- The original Python-based AirPi.es code: https://github.com/tomhartley/AirPi
- A revised version which includes CSV output: https://github.com/guruthree/AirPi
- My further-revised version which has a couple of tweaks for running headless: https://github.com/haydnw/AirPi
- oswabox – Written in C and therefore needs compiling. Didn’t work for me, but the developers are promising great things: https://github.com/mgrennan/oswabox
- For node.js users, there is support for the BMP085, but seemingly not much else.
- There is also a nitrogenjs package which supports the BMP085 (and it’s replacement, the BMP100).
- There has been work to support the emoncms package in the original software; emoncms is described as providing “open-source energy visualisation“.
To download and use my version of the code, do the following:
cd ~ git clone https://github.com/haydnw/AirPi
Add the AirPi folder to $PATH
This means that you can refer to the main airpictl.sh script without having to type the full path or ‘./’ each time you want to run it. I’ve assumed that the software is installed at ‘~/AirPi’.
sudo vi ~/.profile # Then add the following to the end of the file: export PATH=$PATH:/home/pi/AirPi
Add a Login Message
This step is entirely optional, but adds a nice message when a user logs in and displays the current status of the AirPi, like so:
======================================================================= _ _ _ __ _ (_) _ __ _ __ (_)/ | / _` || || '__|| '_ \ | || | | (_| || || | | |_) || || | \__,_||_||_| | .__/ |_||_| |_| IP: 123.321.12.33 [AirPi] Status: SAMPLING ======================================================================= airpi1:~ $
First we’ll install figlet so that we can produce the banner.
sudo apt-get install figlet
Then create the new dynamic “message of the day” file ‘/usr/local/bin/motddynamic’ as below:
#!/bin/sh # ========================================= # File: motddynamic # Purpose: Show hostname and IP on login. # Author: Haydn Williams <firstname.lastname@example.org> # Date: August 2014 # ========================================= clear hostname=`hostname` ip=`hostname -I` echo "=======================================================================" figlet -o $hostname echo "IP: $ip" echo `/home/pi/AirPi/airpictl.sh status` echo "======================================================================="

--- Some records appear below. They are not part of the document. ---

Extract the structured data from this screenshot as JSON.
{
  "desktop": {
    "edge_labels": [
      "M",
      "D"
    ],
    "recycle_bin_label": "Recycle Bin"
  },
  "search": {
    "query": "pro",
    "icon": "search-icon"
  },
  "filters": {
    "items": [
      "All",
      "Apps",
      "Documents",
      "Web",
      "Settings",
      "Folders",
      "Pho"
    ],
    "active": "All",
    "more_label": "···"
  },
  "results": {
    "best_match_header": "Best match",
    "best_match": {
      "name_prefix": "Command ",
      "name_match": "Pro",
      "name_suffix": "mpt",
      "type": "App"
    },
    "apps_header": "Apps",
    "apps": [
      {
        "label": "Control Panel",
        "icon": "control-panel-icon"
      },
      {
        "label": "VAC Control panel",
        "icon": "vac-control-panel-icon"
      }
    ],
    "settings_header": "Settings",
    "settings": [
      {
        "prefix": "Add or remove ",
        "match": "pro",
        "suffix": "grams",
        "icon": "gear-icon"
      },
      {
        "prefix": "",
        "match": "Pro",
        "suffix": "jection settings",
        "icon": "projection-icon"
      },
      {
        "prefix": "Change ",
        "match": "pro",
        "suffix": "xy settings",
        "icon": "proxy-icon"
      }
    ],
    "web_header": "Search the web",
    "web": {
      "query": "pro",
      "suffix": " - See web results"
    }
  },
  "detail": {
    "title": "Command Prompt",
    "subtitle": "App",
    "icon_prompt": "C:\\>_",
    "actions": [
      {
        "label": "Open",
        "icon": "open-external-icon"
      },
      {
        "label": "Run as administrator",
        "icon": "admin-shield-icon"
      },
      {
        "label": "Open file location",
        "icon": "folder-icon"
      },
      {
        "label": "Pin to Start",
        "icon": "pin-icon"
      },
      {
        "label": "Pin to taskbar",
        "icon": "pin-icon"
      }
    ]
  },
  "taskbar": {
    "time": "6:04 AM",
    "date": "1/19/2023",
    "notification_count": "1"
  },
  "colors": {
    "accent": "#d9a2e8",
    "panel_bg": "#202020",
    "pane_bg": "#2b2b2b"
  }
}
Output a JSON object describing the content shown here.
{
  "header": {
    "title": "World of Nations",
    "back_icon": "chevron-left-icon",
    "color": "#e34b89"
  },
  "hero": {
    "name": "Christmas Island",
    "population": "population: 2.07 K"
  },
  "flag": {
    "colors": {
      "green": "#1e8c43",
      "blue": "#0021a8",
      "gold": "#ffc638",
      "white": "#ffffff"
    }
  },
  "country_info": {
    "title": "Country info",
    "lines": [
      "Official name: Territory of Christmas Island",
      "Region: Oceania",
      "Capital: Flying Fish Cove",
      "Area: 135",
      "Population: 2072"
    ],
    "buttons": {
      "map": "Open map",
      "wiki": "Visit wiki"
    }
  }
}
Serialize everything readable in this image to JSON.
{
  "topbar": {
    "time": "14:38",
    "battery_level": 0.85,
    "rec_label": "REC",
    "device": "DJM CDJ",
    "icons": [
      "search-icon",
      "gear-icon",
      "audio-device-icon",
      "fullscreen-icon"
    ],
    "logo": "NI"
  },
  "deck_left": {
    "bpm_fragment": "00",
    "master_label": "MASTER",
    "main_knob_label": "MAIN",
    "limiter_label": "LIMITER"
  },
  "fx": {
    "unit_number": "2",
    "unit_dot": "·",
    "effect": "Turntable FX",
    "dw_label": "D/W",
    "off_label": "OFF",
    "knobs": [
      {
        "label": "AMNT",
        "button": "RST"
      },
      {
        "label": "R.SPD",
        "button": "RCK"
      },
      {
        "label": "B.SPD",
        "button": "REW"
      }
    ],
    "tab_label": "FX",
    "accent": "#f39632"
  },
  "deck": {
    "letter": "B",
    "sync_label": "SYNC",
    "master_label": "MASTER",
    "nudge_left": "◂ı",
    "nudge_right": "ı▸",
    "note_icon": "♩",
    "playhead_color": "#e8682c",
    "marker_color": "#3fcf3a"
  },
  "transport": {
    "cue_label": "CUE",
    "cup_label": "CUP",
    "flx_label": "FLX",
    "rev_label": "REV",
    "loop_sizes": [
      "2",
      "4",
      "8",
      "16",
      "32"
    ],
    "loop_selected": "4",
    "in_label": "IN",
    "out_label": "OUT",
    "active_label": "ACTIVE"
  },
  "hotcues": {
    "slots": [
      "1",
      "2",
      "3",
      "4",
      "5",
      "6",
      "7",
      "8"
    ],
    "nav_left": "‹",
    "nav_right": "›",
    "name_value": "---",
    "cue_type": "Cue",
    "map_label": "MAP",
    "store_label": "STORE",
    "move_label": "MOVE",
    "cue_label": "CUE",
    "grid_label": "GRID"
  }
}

Once you’ve created the file, we need to load it on login by adding the following lines to ‘/etc/profile’:
# Dynamic motd /usr/local/bin/motddynamic
Make a Backup
If you use a Mac, now is the time to make a backup of the SD card. This is done in the form of an ‘image’ which takes a snapshot of the entire card. This makes it very easy to get the card back to this point again in the future, without having to install everything again manually. There is a very good set of instructions on tutsplus.com so I don’t intend to reinvent the wheel here.
Start recording data!
I’ll add a new post soon which covers how to use my modified version of the software, as it has quite a few extra features not included in the original release from the makers of the AirPi. These include:
- Added ‘airpictl.sh’ script to control sampling in different modes.
- Added ability to output average data (e.g. read every 1 min for 10 mins, then output the average for the 10 mins).
- Added ability to record metadata such as Raspberry Pi serial no. and operator name at start of run.
- Added ability to start automatically at boot for headless operation (does not require any user interaction).
- Added ‘Notifications’ module which allow messages to be sent when errors occur. Includes email, SMS and tweet.
- Standard print-to-screen format tidied up and made more digestable.
- Can automatically name CSV files and HTTP titles using date and hostname.
- Added ThingSpeak integration.
- Added the following new options to ‘settings.cfg’:
- Greater control of LED behaviour.
- Can disable error messages printed to screen.
- Can print to screen in CSV format.